The answer is that global warming is the one constant factor that increases the probability that abrupt climate change could occur, regardless of how it might occur. It emphasizes how realistically unstable the future could be; even before reaching the two degrees Celsius point of concern. To further illustrate this point, the researchers involved in the study looked at 37 climate simulations from the U.N. Intergovernmental Panel on Climate Change’s 2013 assessment report of the state of climate science. With projections reaching as far as the year 2100, the simulations indicated several different outcomes of climate change and global warming. Some appeared only once, like a sudden algae bloom in the Indian Ocean, but others, such as the melting – in various proportions – of Arctic sea ice and the partial or full shutdown of circulation in the North Atlantic, appeared multiple times and thus represent a greater cause for concern in the long run.

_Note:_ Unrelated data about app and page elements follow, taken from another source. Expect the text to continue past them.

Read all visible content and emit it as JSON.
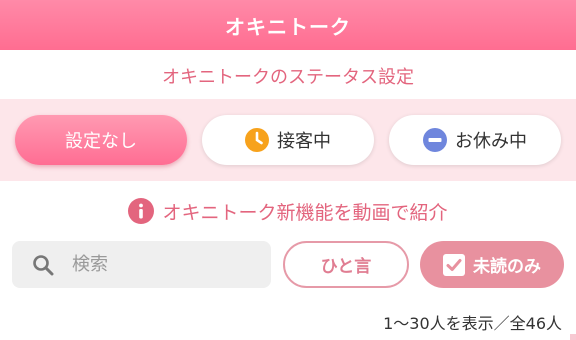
{
  "header": {
    "title": "オキニトーク"
  },
  "subtitle": "オキニトークのステータス設定",
  "status_options": [
    {
      "label": "設定なし",
      "icon": "none",
      "selected": true
    },
    {
      "label": "接客中",
      "icon": "clock-icon",
      "color": "#f7a21c"
    },
    {
      "label": "お休み中",
      "icon": "minus-circle-icon",
      "color": "#6f86dd"
    }
  ],
  "promo": {
    "label": "オキニトーク新機能を動画で紹介",
    "icon": "info-icon",
    "color": "#e3657e"
  },
  "search": {
    "placeholder": "検索",
    "value": ""
  },
  "filters": {
    "hitokoto_label": "ひと言",
    "unread_label": "未読のみ",
    "unread_checked": true
  },
  "result_count": "1〜30人を表示／全46人",
  "colors": {
    "accent": "#ff6d91",
    "accent_text": "#e3657e",
    "status_bg": "#fde6ea"
  }
}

Returning to the importance of the abruptness of climate change, the above results serve an informational role. They represent scenarios that may occur and, especially in the cases of those predicted to occur below the 2 degrees threshold, are indicative of the unpredictability of climate change and the importance we must place, given that unpredictability, on mitigating and eventually reversing its effects. The report coincides with this finding by stating that planning, technology, and reductions in carbon emissions can delay sea-level rise for centuries, putting the time frame for risk to coastal cities at anywhere between 200 and 2000 years from now.
Miami and other cities like it may use this information to their advantage. Over the past decade chronic flooding and what are known as “King Tides,” especially in low-lying areas of Miami, have become commonplace and are predicted to continue increasing both in frequency and severity. The reasons for this are:
- Tides in the area are naturally higher near the end of summer because warmer temperatures cause water to expand and global warming exacerbates that tendency;
- It is during this time that the velocity in the Florida Current portion of the Gulf Stream is weakest, so water accumulates along the Florida east coast; and,
- It is also during this time that the full moon exerts the strongest gravitational pull on tides in the area.
In response to the King Tides and overall sea-level rise, Miami has adopted a city-wide initiative to improve infrastructure and better prepare for and prevent flooding. The plan, estimated to cost somewhere between $400 and $500 million, disbursed over five years, involves installing 80 pumps around the city and raising roads and seawalls two and a half feet above the ground. The first phase of the project appears to be working but this may be only the beginning of a crucial series of projects that cities like Miami will inevitably have to undertake.
Being one of the richest areas facing the problem, however, South Florida is poised to become a model of prevention for other communities and an example of how best to prepare in advance for sea-level rise.
For more information, contact Christian Flinn at firstname.lastname@example.org.